we will discuss here are the shortest options. There are half day and one day courses on offer. These are designed as introductory courses for persons that are just coming into contact for the first time with the CDM regulations, in the course of their work. They provide a basic outline of why the CDM regulations were put in place, what they actually are, who they effect and what each parties responsibilities are. In some cases they are specially tailored to a role, such as contractors, and look at the CDM from this particular perspective.
Option 2 – A Coordinator course
The second of the CDM training courses
we will examine is the coordinator course. Usually running for two or three days, this course is designed for persons that have the responsibility for organising all the parties concerned with CDM and ensuring all groups meet the requirements. This is a specialised role, so the courses need to be longer to include greater depth and understanding of the subtleties of the regulations and the relationship between parties.
Options 3 – An accredited course
The last of the CDM training courses
, to look at here is the accredited coordinator course. Similar to the course above in content, this course will cover: the health and safety at work act, risk assessment, method statement, CDM regulations, duty holders, best practice and any recent changes in legislation.
The main difference here between the CDM accredited course and the other CDM training courses

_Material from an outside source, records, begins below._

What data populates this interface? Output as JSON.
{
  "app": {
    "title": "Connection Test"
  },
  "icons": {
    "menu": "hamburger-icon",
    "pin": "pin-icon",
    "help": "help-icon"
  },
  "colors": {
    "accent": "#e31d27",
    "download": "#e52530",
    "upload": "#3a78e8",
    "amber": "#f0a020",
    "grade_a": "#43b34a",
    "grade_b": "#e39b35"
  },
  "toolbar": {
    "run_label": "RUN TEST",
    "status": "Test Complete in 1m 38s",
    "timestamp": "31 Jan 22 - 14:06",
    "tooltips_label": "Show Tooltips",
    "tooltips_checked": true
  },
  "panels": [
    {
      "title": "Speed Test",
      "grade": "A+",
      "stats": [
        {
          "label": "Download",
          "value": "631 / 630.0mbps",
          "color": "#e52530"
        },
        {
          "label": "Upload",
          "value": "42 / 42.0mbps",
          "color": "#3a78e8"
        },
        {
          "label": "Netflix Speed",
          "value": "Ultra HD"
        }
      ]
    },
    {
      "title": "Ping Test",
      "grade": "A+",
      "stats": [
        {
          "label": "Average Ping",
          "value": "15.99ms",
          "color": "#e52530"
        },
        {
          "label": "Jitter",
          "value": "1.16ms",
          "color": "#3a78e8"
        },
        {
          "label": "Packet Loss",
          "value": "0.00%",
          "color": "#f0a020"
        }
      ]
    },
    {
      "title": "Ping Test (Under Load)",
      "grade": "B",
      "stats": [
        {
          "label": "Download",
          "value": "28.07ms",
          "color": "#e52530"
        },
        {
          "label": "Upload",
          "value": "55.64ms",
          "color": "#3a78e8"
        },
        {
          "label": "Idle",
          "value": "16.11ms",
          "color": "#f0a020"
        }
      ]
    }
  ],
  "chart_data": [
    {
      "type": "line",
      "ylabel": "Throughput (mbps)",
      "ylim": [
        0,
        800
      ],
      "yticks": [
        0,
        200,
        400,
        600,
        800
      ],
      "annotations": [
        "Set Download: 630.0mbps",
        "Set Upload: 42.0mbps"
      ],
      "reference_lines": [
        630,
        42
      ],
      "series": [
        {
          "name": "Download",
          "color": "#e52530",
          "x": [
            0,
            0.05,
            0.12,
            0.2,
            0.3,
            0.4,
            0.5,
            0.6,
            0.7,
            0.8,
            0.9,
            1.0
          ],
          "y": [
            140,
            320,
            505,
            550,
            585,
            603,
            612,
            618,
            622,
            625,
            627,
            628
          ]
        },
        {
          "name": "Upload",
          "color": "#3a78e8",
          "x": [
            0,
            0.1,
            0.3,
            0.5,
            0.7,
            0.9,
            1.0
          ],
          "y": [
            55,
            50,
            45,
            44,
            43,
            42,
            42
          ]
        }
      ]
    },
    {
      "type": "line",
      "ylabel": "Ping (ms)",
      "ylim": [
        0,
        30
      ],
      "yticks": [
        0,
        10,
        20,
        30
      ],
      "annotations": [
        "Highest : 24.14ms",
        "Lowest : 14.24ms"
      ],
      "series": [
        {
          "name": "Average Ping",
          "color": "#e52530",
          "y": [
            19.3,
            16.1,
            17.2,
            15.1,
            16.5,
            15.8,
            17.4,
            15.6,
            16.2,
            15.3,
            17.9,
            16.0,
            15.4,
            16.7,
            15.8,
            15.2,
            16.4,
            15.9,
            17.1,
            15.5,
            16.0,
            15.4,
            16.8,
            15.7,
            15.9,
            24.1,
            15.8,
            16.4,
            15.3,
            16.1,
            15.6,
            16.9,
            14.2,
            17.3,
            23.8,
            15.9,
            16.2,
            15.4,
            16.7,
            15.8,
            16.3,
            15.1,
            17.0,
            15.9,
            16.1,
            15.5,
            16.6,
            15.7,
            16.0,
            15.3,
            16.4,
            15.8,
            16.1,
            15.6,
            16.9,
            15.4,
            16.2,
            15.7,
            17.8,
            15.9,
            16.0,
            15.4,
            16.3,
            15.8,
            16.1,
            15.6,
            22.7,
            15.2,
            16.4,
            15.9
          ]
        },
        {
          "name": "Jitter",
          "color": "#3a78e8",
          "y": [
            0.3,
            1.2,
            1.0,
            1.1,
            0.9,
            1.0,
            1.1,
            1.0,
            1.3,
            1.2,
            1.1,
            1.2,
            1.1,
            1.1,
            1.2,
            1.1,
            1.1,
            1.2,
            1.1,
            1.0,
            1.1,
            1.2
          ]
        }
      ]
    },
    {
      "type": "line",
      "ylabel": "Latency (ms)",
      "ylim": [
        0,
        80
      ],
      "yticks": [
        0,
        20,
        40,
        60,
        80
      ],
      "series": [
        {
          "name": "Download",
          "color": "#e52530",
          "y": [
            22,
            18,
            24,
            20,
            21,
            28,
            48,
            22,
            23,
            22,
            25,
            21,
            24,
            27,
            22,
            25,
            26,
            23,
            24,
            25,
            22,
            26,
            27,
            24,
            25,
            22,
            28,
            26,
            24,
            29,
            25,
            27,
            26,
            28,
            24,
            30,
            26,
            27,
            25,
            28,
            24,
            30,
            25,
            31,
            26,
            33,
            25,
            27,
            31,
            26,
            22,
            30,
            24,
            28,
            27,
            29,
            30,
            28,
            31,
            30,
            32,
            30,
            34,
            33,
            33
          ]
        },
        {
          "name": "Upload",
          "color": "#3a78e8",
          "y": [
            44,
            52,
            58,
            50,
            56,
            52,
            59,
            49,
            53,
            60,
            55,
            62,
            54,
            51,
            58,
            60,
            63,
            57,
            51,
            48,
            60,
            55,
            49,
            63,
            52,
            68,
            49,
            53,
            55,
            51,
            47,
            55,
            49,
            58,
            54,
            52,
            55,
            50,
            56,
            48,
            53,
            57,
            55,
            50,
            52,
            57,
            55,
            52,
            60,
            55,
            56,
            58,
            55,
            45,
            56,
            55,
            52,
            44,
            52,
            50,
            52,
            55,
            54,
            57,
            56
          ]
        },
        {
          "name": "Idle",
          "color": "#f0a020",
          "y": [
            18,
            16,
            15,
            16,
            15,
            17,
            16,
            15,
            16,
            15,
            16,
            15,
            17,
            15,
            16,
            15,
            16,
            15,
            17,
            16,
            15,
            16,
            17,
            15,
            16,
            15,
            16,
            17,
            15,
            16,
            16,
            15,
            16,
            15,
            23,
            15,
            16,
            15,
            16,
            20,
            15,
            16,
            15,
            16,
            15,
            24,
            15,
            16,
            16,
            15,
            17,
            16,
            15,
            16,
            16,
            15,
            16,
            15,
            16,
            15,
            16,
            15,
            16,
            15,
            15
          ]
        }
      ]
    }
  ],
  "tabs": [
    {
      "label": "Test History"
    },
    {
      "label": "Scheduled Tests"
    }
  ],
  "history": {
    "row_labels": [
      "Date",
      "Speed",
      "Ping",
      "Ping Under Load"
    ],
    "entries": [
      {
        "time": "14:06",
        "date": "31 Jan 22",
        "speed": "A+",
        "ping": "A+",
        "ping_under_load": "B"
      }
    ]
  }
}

on offer is the opportunity to gain formal recognition for your training in this field. That is to become an accredited CDM coordinator. This allows successful candidates to use post nominals after their name to show their professional competence.
However, it is very important to note that getting a CDM coordinator accreditation does not automatically occur, with the completion of an accredited course. This is just a step in the accreditation process, indeed you can become accredited without completing an accredited course.
With the Association for Project Safety (APS), there are four stages of accreditation. The first is that you must register and have the required evidence of experience and qualifications. You will need 18 points to apply. Accredited CDM courses are worth three and non accredited are worth two. Relevant experience can be gained across training courses, formal qualification and employment experience. See the qualifications section on the APS website for more details. The second stage is to do the APS online exam, which allows you to be added to the CDM coordinator register. This is the stage that passing an accredited course allows you to skip, as this is included at the end of the course. The third state is to complete the National Occupation Standard Interview and the forth state is to pay your subscription to the awarding body.